### What is expected
Please restate every line below exactly, without any pictures.

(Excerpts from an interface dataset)
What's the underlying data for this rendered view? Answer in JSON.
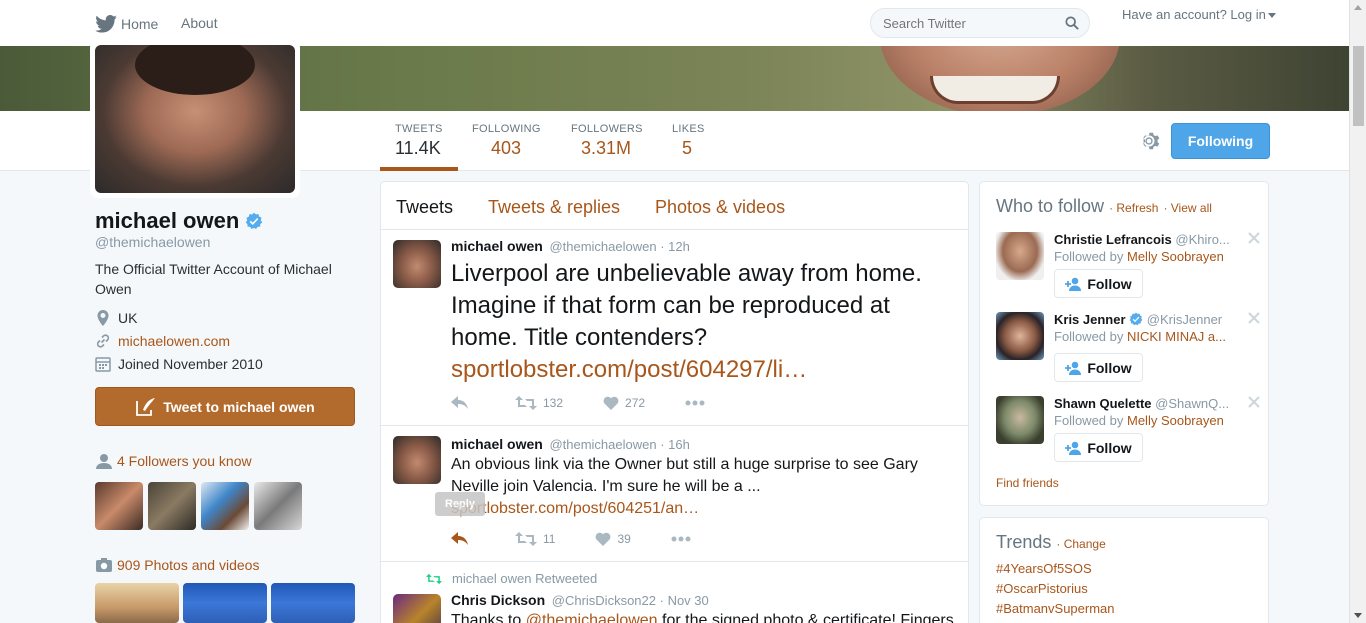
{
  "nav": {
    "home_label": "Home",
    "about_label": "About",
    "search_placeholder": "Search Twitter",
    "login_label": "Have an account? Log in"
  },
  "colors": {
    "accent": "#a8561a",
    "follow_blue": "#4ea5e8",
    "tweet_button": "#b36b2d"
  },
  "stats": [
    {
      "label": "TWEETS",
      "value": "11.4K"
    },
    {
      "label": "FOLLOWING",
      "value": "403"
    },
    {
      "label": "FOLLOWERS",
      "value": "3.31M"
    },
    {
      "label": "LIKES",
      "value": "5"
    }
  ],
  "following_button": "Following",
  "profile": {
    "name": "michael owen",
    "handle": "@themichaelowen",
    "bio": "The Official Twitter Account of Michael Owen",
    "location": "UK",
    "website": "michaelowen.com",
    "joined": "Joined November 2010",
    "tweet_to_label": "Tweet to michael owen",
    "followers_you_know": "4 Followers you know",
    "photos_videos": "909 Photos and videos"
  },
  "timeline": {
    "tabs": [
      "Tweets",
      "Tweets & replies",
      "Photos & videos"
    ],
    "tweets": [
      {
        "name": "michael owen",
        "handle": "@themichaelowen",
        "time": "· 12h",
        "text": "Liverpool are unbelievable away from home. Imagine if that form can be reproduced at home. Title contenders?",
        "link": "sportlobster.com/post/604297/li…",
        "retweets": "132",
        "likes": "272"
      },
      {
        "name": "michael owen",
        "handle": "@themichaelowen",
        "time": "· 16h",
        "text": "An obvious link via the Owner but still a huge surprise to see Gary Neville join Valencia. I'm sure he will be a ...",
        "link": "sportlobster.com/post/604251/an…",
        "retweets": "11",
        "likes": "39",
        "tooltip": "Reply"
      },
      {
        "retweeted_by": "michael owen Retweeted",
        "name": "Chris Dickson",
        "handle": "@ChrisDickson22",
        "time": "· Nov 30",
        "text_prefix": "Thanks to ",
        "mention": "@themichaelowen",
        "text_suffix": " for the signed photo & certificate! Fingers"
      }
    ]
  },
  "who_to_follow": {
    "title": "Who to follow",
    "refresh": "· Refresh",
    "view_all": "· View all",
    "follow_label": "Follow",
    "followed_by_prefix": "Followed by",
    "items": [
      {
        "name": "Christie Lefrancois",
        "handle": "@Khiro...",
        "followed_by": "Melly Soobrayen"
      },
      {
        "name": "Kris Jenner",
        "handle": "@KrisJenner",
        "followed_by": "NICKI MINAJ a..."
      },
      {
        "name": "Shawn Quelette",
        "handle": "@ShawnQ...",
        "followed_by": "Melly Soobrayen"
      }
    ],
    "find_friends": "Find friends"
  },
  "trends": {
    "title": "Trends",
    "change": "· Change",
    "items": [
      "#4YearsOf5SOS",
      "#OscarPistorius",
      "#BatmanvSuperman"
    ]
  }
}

### Reply
What's the underlying data for this rendered view? Answer in JSON.
{
  "nav": {
    "home_label": "Home",
    "about_label": "About",
    "search_placeholder": "Search Twitter",
    "login_label": "Have an account? Log in"
  },
  "colors": {
    "accent": "#a8561a",
    "follow_blue": "#4ea5e8",
    "tweet_button": "#b36b2d"
  },
  "stats": [
    {
      "label": "TWEETS",
      "value": "11.4K"
    },
    {
      "label": "FOLLOWING",
      "value": "403"
    },
    {
      "label": "FOLLOWERS",
      "value": "3.31M"
    },
    {
      "label": "LIKES",
      "value": "5"
    }
  ],
  "following_button": "Following",
  "profile": {
    "name": "michael owen",
    "handle": "@themichaelowen",
    "bio": "The Official Twitter Account of Michael Owen",
    "location": "UK",
    "website": "michaelowen.com",
    "joined": "Joined November 2010",
    "tweet_to_label": "Tweet to michael owen",
    "followers_you_know": "4 Followers you know",
    "photos_videos": "909 Photos and videos"
  },
  "timeline": {
    "tabs": [
      "Tweets",
      "Tweets & replies",
      "Photos & videos"
    ],
    "tweets": [
      {
        "name": "michael owen",
        "handle": "@themichaelowen",
        "time": "· 12h",
        "text": "Liverpool are unbelievable away from home. Imagine if that form can be reproduced at home. Title contenders?",
        "link": "sportlobster.com/post/604297/li…",
        "retweets": "132",
        "likes": "272"
      },
      {
        "name": "michael owen",
        "handle": "@themichaelowen",
        "time": "· 16h",
        "text": "An obvious link via the Owner but still a huge surprise to see Gary Neville join Valencia. I'm sure he will be a ...",
        "link": "sportlobster.com/post/604251/an…",
        "retweets": "11",
        "likes": "39",
        "tooltip": "Reply"
      },
      {
        "retweeted_by": "michael owen Retweeted",
        "name": "Chris Dickson",
        "handle": "@ChrisDickson22",
        "time": "· Nov 30",
        "text_prefix": "Thanks to ",
        "mention": "@themichaelowen",
        "text_suffix": " for the signed photo & certificate! Fingers"
      }
    ]
  },
  "who_to_follow": {
    "title": "Who to follow",
    "refresh": "· Refresh",
    "view_all": "· View all",
    "follow_label": "Follow",
    "followed_by_prefix": "Followed by",
    "items": [
      {
        "name": "Christie Lefrancois",
        "handle": "@Khiro...",
        "followed_by": "Melly Soobrayen"
      },
      {
        "name": "Kris Jenner",
        "handle": "@KrisJenner",
        "followed_by": "NICKI MINAJ a..."
      },
      {
        "name": "Shawn Quelette",
        "handle": "@ShawnQ...",
        "followed_by": "Melly Soobrayen"
      }
    ],
    "find_friends": "Find friends"
  },
  "trends": {
    "title": "Trends",
    "change": "· Change",
    "items": [
      "#4YearsOf5SOS",
      "#OscarPistorius",
      "#BatmanvSuperman"
    ]
  }
}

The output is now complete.